Content starts
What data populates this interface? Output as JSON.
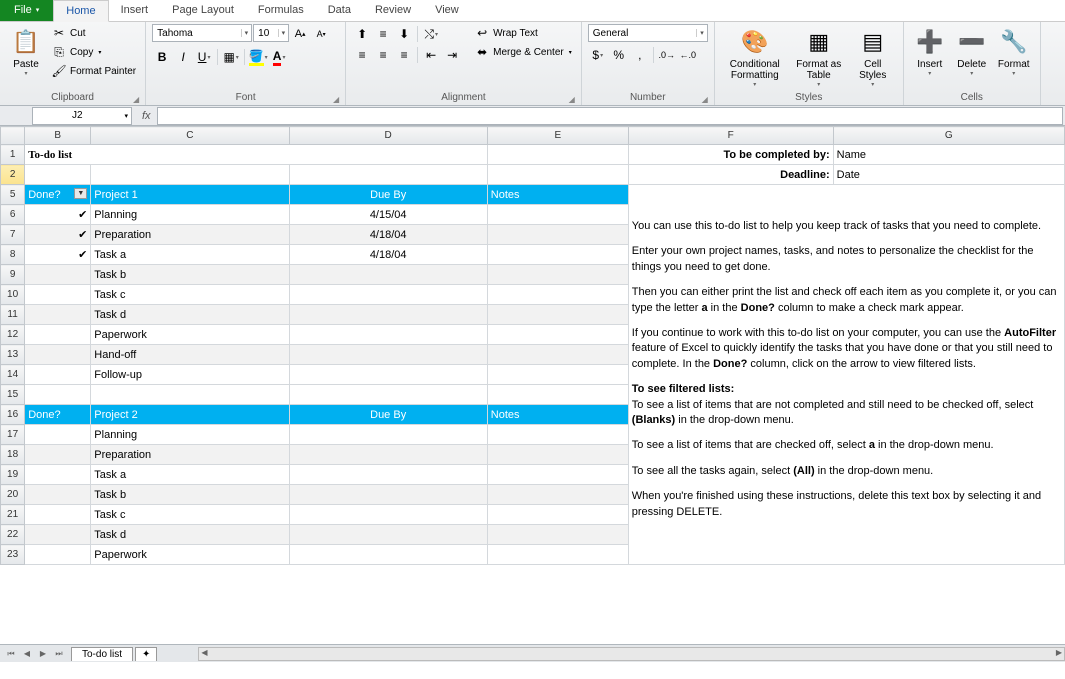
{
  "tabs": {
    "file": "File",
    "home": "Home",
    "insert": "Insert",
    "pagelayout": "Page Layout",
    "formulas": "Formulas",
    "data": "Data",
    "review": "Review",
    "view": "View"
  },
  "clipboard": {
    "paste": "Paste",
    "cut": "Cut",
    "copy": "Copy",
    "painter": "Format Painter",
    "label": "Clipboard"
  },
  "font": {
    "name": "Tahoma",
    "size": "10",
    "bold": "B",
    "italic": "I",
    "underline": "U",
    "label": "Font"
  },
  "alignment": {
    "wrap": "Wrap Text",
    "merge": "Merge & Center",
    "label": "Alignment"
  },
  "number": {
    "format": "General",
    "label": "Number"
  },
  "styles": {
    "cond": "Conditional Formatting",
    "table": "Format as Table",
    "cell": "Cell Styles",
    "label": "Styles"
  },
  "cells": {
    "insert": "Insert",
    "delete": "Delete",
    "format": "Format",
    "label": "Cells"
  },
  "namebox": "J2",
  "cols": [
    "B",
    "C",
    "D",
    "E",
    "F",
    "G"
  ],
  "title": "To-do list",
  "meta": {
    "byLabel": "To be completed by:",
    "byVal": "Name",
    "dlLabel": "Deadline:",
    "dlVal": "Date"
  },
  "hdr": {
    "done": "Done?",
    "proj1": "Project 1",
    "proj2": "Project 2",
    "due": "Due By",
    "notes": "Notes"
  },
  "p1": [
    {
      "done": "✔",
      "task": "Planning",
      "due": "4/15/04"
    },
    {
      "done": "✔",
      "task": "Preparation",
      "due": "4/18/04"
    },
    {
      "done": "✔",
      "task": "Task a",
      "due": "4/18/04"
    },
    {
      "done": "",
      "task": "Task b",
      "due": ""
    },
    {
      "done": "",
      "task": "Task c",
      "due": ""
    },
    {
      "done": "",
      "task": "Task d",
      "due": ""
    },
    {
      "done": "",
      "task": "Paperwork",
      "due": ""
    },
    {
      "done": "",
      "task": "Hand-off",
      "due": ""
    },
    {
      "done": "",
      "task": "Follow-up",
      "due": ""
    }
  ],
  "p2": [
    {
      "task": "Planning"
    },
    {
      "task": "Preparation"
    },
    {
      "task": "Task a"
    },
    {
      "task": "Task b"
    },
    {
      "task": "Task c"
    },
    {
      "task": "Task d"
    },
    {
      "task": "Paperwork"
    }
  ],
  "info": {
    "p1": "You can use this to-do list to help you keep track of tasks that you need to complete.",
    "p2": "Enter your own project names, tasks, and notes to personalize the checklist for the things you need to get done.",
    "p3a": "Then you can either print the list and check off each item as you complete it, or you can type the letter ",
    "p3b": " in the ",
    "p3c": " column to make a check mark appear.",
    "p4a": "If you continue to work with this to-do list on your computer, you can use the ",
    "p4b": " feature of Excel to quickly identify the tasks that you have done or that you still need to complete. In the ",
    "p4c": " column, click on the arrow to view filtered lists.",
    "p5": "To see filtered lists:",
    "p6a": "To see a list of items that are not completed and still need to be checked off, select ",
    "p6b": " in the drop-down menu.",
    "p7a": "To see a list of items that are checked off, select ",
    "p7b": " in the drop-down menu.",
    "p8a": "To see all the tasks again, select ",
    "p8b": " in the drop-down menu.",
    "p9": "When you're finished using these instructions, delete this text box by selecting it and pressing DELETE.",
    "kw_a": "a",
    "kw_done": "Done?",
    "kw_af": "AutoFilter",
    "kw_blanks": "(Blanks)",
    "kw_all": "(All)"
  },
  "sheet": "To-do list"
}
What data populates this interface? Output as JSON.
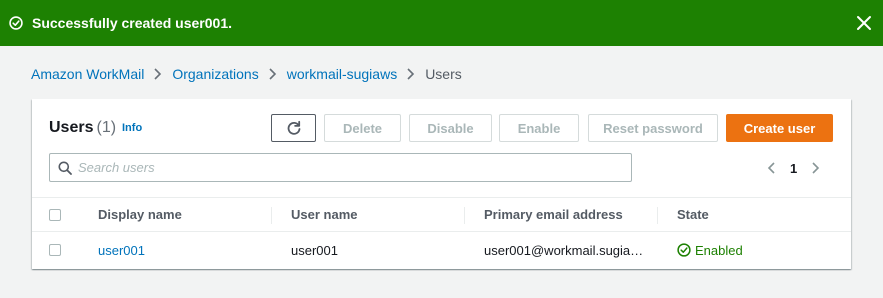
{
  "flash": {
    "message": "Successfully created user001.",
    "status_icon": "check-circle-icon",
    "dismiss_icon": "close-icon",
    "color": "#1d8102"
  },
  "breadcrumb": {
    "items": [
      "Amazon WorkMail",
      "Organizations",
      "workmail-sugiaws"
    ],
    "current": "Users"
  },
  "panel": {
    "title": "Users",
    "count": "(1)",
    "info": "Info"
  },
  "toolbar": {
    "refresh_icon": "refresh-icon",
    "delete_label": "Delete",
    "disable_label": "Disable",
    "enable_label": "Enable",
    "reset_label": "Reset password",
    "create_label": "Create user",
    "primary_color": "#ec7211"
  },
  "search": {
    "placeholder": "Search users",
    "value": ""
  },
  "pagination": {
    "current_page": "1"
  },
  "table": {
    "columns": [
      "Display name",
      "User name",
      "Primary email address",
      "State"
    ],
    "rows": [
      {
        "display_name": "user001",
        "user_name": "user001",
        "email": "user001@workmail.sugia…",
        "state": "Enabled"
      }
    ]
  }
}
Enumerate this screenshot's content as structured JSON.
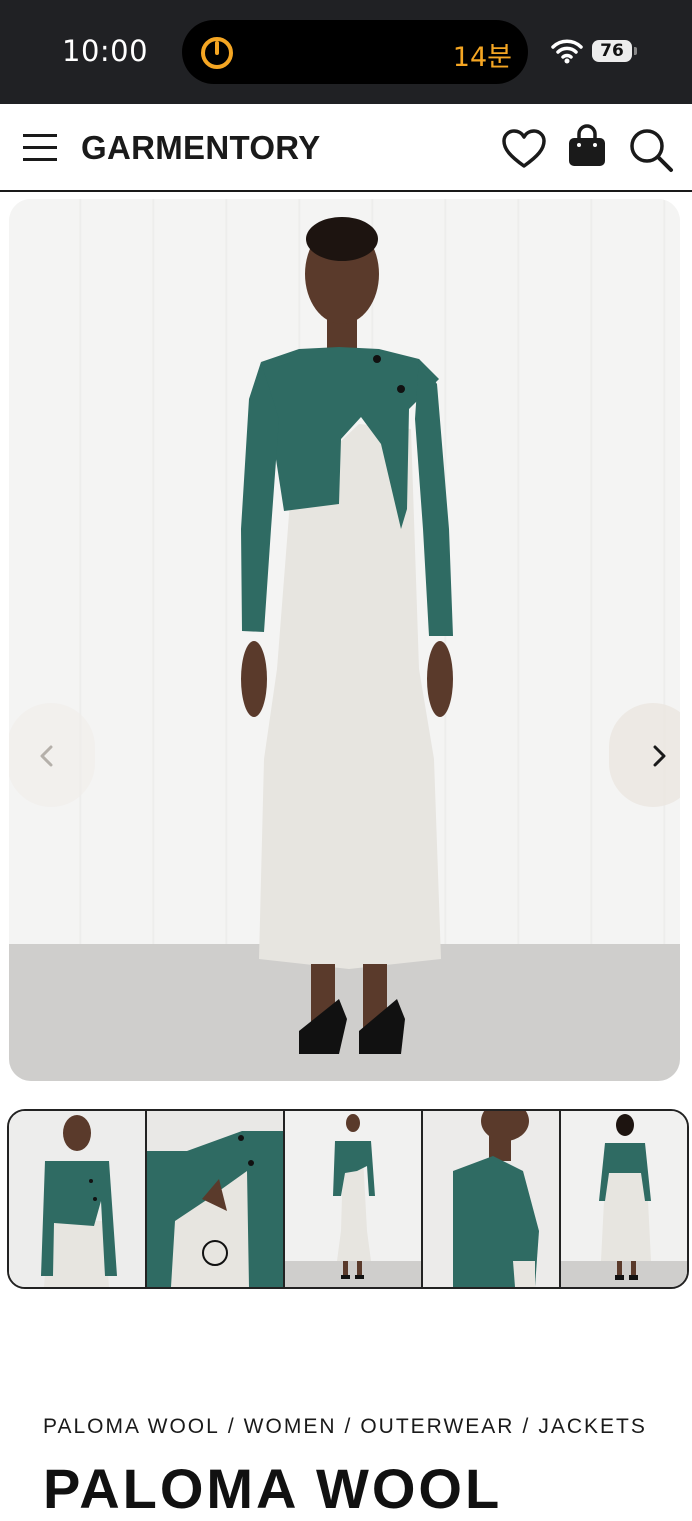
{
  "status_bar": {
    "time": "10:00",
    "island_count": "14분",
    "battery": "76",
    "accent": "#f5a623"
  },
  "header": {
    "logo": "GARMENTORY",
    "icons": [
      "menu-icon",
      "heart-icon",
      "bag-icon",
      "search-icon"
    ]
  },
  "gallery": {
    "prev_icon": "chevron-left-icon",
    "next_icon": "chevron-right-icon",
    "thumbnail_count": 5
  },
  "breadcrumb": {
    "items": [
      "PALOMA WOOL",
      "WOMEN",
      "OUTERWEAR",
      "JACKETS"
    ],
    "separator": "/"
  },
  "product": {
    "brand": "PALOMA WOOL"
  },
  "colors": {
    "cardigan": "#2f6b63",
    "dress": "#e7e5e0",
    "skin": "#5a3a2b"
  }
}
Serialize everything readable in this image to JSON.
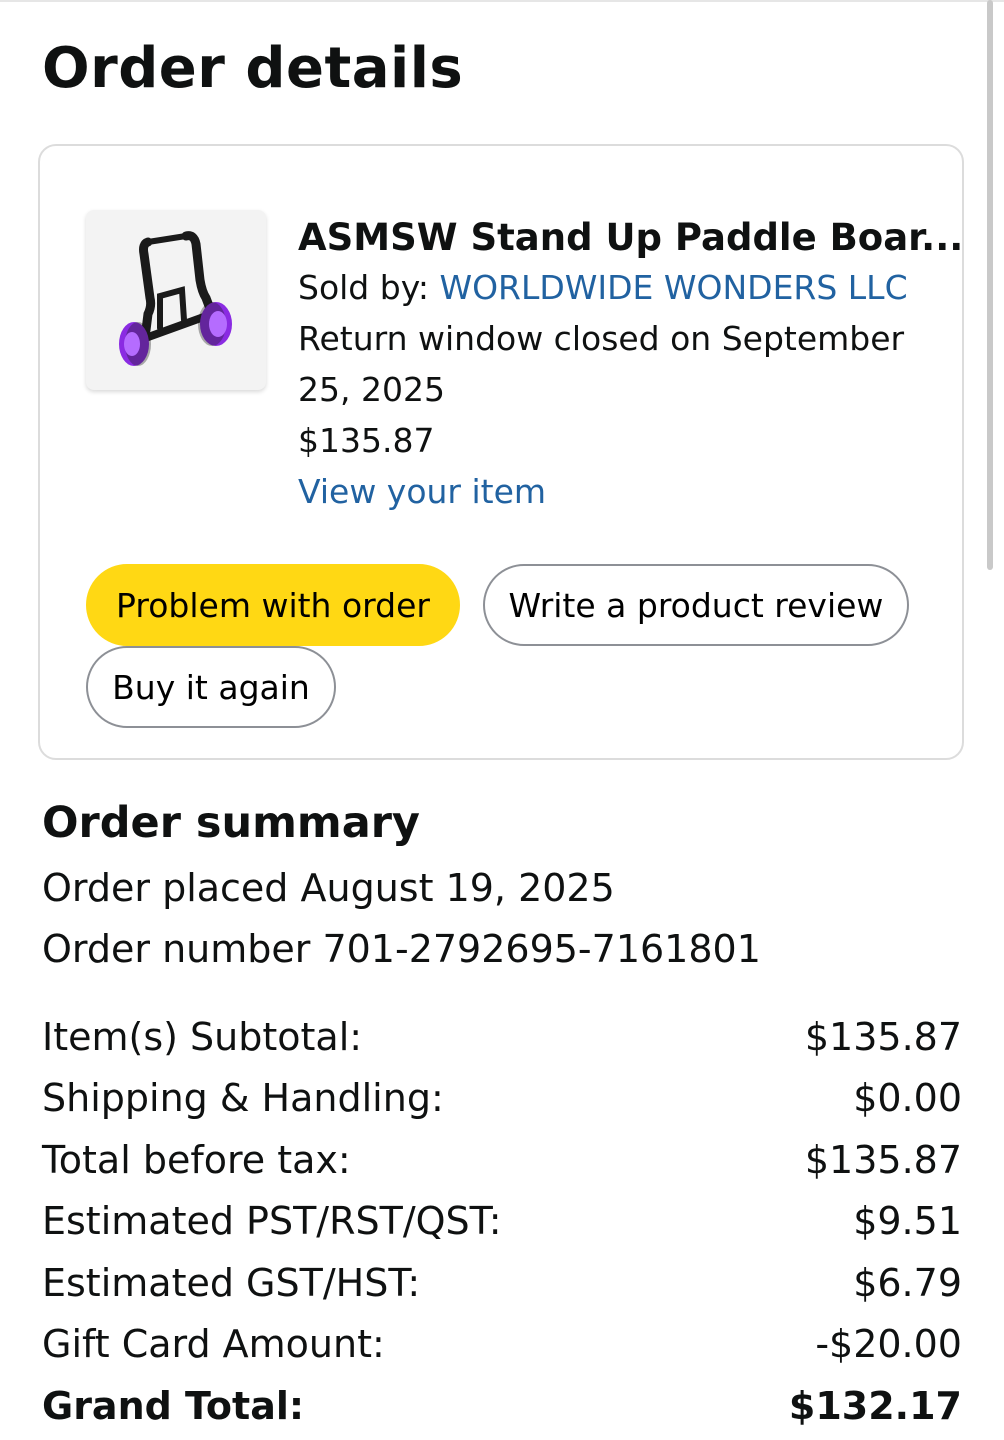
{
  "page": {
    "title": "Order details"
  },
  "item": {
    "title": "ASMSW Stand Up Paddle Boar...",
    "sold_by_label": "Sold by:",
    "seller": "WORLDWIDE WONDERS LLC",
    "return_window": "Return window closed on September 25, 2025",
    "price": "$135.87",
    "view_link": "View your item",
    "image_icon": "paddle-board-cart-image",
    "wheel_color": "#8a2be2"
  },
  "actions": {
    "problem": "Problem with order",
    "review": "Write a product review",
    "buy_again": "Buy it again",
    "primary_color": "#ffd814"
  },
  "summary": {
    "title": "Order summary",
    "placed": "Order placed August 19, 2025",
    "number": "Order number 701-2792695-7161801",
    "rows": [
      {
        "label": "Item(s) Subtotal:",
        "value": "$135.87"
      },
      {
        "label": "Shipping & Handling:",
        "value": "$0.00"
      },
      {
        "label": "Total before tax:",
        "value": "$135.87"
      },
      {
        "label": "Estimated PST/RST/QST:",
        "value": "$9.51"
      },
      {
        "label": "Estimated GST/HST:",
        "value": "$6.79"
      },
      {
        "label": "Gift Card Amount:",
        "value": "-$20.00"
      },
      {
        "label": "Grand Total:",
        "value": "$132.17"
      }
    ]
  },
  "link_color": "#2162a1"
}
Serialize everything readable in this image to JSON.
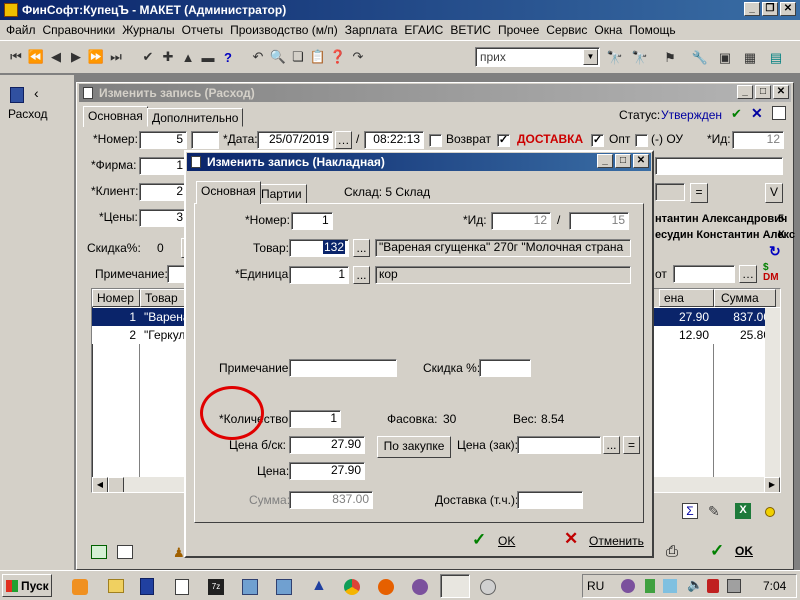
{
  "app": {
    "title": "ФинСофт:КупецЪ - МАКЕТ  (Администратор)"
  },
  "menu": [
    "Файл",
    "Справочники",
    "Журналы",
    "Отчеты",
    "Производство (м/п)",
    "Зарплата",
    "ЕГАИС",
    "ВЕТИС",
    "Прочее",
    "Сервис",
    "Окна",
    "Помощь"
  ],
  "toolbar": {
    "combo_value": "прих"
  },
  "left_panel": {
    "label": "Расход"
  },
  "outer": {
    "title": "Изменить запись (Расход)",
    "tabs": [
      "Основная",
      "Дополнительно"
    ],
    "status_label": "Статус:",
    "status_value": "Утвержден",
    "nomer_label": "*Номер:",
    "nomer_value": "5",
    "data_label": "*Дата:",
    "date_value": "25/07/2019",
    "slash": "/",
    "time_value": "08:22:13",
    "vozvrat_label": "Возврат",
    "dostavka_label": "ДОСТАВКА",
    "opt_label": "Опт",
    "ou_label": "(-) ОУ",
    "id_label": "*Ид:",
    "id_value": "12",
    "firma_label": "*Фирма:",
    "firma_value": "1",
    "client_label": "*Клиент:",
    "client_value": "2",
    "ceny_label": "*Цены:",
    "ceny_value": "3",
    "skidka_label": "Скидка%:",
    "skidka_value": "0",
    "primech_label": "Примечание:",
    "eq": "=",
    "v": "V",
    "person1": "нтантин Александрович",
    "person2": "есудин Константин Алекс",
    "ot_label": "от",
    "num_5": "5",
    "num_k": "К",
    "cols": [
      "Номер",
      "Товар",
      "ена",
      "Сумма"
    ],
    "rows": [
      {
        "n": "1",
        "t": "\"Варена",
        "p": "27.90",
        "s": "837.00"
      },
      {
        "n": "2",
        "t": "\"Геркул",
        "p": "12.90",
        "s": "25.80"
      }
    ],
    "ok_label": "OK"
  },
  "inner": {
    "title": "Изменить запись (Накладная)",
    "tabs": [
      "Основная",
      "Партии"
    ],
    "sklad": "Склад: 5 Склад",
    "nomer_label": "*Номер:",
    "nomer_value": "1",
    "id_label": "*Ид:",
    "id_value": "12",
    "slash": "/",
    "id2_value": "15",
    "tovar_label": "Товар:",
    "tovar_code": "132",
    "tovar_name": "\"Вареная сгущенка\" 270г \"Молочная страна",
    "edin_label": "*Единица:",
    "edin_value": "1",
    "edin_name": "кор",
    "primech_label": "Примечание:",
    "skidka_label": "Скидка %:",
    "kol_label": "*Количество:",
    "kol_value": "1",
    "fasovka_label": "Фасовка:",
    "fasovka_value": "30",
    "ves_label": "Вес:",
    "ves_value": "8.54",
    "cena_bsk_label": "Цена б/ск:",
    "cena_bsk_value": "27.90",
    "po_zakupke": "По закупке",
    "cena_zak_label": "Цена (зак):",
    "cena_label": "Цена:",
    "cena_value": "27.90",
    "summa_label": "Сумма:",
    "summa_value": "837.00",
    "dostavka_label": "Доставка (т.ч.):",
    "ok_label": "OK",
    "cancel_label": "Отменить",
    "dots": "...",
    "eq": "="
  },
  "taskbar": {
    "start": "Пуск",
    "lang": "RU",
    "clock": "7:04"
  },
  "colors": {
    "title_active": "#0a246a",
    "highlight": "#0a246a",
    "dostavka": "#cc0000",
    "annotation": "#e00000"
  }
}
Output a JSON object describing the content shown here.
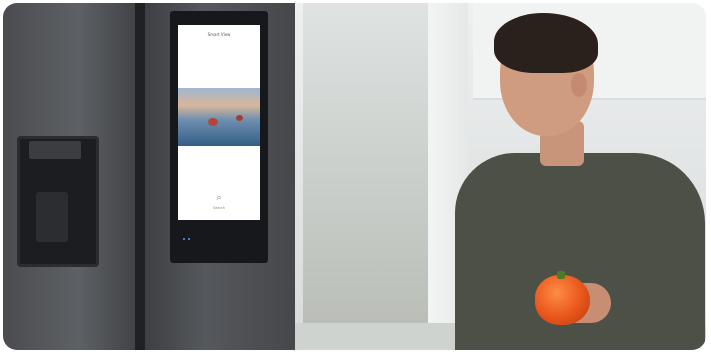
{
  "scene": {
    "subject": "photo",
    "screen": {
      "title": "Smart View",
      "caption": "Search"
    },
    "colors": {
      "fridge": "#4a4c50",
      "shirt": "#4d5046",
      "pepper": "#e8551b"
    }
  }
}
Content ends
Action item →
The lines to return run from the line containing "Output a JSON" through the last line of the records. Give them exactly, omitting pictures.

Solution to this exercise →
Output a JSON object describing the content shown here.
{
  "scene": {
    "subject": "photo",
    "screen": {
      "title": "Smart View",
      "caption": "Search"
    },
    "colors": {
      "fridge": "#4a4c50",
      "shirt": "#4d5046",
      "pepper": "#e8551b"
    }
  }
}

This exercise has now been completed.